DIRECTIONS => Establish how many lines below contain the string "Standard". Respond with that number alone.

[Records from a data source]
========
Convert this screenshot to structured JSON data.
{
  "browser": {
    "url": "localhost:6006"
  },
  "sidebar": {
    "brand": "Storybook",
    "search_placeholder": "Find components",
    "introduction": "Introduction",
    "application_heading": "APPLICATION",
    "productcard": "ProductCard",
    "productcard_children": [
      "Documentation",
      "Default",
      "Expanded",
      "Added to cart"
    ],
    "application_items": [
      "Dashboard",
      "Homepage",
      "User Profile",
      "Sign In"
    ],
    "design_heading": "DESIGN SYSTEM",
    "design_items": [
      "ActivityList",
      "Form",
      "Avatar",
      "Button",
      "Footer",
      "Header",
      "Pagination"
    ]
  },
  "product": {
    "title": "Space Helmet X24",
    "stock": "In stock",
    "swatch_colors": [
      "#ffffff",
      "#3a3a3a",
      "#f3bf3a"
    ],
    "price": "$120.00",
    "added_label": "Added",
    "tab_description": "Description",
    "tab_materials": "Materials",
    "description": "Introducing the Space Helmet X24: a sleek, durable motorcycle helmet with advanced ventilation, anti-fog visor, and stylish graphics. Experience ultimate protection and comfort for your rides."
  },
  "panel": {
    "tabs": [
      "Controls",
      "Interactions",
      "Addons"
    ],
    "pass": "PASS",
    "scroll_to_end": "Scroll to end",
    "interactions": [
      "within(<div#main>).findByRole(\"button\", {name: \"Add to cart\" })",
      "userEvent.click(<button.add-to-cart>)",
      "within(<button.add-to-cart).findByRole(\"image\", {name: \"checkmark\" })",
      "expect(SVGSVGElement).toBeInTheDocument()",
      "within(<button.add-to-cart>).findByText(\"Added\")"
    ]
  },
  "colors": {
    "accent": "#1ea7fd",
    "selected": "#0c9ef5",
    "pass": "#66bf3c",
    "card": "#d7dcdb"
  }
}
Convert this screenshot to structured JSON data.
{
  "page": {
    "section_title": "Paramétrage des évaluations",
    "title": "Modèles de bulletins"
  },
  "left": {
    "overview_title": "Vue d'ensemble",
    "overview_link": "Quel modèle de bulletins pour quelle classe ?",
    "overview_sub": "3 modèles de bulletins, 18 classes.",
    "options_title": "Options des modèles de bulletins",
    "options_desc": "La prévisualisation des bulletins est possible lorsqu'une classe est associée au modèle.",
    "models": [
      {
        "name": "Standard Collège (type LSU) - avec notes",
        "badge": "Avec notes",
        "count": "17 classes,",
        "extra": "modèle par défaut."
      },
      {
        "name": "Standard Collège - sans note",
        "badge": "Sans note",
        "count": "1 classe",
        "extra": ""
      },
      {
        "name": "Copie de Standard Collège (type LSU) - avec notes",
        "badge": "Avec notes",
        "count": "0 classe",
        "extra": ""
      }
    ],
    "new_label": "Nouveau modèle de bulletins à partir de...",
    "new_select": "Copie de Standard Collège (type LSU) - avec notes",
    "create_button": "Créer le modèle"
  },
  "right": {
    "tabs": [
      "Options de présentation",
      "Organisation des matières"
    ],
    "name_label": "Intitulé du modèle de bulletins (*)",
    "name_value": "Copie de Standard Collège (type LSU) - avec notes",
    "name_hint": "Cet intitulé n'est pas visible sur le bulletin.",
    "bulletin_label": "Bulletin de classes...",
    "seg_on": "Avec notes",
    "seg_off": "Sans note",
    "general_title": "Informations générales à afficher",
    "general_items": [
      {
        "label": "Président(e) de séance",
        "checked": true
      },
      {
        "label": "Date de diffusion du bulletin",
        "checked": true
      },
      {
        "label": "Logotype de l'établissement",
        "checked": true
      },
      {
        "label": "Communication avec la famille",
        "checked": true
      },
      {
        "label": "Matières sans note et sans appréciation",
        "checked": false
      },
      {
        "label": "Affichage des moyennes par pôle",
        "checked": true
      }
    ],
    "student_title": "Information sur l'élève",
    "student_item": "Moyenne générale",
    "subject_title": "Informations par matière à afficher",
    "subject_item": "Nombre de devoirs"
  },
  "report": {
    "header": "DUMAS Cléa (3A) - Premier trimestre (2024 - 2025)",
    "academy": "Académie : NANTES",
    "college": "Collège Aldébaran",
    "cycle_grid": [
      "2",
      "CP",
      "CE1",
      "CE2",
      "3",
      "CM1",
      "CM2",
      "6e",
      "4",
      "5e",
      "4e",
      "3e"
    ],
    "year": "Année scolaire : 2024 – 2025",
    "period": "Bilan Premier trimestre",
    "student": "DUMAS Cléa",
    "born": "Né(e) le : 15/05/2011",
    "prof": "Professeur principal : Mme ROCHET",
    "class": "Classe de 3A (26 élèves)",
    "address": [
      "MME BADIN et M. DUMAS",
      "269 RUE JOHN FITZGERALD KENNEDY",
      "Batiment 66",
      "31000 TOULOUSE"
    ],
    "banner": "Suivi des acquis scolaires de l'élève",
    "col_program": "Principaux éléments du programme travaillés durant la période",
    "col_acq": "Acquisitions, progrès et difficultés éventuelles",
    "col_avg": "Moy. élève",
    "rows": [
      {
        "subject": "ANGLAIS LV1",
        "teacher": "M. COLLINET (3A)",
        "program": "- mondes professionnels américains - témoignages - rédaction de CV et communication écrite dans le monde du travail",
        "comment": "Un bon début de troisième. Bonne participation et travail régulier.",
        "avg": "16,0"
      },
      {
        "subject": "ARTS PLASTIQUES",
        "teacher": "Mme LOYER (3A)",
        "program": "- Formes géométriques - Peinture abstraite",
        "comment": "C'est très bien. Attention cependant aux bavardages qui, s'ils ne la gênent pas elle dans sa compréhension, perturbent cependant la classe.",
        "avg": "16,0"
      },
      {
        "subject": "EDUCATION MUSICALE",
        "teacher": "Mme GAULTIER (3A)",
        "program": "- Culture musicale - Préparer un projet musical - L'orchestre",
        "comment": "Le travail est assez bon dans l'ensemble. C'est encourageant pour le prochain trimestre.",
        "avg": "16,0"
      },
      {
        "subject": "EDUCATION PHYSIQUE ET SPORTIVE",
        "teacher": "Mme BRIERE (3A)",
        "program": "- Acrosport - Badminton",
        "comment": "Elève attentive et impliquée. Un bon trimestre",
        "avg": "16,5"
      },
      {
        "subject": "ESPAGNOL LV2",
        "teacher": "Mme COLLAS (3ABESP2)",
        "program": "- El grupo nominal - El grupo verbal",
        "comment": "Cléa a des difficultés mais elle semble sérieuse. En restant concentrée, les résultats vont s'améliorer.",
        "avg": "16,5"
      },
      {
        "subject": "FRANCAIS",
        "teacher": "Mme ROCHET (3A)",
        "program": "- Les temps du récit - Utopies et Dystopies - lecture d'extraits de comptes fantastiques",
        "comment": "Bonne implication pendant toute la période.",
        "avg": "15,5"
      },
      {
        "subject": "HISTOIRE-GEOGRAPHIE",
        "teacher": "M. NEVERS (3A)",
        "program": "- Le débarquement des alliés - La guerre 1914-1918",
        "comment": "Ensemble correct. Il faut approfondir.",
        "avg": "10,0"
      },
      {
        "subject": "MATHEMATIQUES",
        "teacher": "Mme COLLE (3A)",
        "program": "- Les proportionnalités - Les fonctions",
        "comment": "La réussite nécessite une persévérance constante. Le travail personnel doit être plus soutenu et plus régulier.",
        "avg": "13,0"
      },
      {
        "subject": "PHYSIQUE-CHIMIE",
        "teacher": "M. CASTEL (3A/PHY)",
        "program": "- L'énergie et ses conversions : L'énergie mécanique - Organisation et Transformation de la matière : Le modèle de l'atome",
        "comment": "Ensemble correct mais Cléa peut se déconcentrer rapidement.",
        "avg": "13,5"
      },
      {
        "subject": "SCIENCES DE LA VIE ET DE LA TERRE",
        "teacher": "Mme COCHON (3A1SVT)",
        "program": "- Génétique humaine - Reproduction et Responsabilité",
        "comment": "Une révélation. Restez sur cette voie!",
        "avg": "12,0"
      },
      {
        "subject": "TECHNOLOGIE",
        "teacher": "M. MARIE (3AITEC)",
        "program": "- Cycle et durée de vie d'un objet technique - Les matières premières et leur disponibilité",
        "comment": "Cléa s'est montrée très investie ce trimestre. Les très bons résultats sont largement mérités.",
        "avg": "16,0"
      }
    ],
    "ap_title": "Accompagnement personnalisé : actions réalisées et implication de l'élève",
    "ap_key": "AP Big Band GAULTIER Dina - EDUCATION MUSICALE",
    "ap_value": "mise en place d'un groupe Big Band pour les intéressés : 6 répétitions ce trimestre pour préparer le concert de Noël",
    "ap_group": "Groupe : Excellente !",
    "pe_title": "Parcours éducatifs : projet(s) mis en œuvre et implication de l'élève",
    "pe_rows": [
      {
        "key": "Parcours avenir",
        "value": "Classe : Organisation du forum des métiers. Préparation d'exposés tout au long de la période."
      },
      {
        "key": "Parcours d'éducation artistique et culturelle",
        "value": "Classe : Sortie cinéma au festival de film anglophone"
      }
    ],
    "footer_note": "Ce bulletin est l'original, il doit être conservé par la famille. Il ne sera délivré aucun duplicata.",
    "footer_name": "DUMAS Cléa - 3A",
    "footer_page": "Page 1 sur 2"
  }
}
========
SOLUTION TO THIS TASK => 5